I partnered with Kobo to get up to some fun with Toronto commuters, but you’ll have to wait to see just how much fun in a soon-to-be released video. Until then, see the below teaser of a street team production made in partnership with my ebook publisher HarperCollins.

What did we get up to? Let’s just say, we made a whack of readers very, very happy.

And I wore a form-fitting pink T-shirt.

Thanks, Kobo, for accentuating some of my finer features: tiny stories and even bigger, well, you’ll see. (Form-fitting pink T-shirt.)

For more happy times, buy Seen Reading before June 3, 2012 and receive $2 off!

Profile of Seen Reading at Toronto Standard

Last week, I texted Emily Keeler of Toronto Standard to say that I was early for our meeting and sitting on a patio just down the street from the cafe she’d suggested. Would she, on such a sunny day, mind if we tipped pints instead of lattes?

That went on for awhile, which led to this gem of a soundbite about my process. In my defense, I was asked if there’s an erotic charge to literary voyeurism.

Julie Wilson: Like if I were to see you, I would almost take in an image of your physicality and just blank out everything and hold onto a few key features, and if I could see the title of the book I might only remember one key word and maybe the last name of the author. That would be it. And then I would immediately jump on a computer or my phone and all of the pieces would fit in. I don’t know that I get an erotic charge out of it necessarily, but I like the idea that when I de-board a vehicle that I am walking away with the tools to rebuild a person into something that suits my needs. So what do you want to call that? The blow up doll of literature? A robotic playmate?

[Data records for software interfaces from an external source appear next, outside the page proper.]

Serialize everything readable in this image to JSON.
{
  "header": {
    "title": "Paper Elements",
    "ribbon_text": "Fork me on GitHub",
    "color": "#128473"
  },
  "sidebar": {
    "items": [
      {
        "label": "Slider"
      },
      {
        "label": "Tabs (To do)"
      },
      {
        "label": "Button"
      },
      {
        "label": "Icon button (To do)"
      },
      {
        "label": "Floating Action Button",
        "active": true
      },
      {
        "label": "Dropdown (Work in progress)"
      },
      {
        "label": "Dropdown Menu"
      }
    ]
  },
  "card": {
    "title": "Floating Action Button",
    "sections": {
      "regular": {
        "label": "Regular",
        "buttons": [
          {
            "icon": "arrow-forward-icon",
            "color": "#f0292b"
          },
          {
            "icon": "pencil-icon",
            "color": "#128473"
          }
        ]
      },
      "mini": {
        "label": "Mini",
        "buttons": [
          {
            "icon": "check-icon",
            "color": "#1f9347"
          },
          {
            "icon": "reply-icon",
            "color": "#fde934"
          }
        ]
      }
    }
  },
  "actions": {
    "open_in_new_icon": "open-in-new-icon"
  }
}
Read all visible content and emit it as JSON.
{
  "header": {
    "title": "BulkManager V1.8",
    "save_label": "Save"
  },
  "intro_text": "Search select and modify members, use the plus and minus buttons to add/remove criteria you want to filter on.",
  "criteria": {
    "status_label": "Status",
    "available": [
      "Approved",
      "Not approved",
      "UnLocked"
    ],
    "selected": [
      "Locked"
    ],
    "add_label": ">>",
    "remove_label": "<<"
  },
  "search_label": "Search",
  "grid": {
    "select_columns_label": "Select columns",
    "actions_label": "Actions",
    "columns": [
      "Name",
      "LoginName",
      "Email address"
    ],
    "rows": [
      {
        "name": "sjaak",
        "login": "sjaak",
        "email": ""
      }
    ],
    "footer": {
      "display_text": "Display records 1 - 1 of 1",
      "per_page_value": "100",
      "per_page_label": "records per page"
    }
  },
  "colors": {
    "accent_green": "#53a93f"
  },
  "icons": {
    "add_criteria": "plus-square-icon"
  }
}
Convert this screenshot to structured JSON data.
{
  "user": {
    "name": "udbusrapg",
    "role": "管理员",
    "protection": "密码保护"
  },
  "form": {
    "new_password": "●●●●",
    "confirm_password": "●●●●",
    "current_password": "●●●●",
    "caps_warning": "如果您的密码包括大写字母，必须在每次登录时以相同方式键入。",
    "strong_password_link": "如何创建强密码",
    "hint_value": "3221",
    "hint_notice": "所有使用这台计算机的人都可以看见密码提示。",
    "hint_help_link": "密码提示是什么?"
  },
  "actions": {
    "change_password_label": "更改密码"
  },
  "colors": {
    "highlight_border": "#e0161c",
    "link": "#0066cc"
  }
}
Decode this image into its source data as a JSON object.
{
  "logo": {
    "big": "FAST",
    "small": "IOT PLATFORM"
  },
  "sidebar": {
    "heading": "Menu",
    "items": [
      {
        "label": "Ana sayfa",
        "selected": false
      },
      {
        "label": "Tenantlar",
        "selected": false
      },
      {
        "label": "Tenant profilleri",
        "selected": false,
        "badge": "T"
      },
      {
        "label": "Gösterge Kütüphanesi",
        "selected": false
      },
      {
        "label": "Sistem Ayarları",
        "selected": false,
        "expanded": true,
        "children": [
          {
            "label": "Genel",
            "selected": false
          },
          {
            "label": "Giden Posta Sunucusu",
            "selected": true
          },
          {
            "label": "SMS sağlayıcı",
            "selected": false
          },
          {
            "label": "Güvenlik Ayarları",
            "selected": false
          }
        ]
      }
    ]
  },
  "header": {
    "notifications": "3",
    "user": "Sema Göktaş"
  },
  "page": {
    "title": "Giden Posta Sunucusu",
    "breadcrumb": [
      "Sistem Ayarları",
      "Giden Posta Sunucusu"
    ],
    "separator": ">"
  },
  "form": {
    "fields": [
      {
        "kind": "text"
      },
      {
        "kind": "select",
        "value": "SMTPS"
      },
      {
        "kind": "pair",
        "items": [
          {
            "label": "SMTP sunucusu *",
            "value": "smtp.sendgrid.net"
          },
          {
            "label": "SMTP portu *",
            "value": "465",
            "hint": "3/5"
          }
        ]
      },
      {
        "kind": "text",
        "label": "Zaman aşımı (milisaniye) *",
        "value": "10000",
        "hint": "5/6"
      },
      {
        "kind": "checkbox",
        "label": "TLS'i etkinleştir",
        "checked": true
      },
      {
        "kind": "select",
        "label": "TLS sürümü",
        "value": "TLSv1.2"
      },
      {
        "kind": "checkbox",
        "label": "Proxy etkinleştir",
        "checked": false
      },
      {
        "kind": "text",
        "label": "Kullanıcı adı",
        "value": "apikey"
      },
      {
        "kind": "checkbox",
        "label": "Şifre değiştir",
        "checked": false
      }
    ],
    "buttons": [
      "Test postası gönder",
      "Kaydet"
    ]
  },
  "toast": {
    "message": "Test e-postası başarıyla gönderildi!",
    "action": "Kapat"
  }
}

[TS laughs]

JW: No, it’s not, it’s really not. I don’t have a crush on all of the readers.

TS: Just some of them, right?

JW: Just some of them.

Read the whole piece — Text/Book: Narrative Impulses: An interview with Julie Wilson, the Book Madam and literary voyeur extraordinaire — at Toronto Standard.

And thank you to the writer, Emily Keeler, for being such a smart and entertaining profiler. I’ll never be allowed to leave the country again.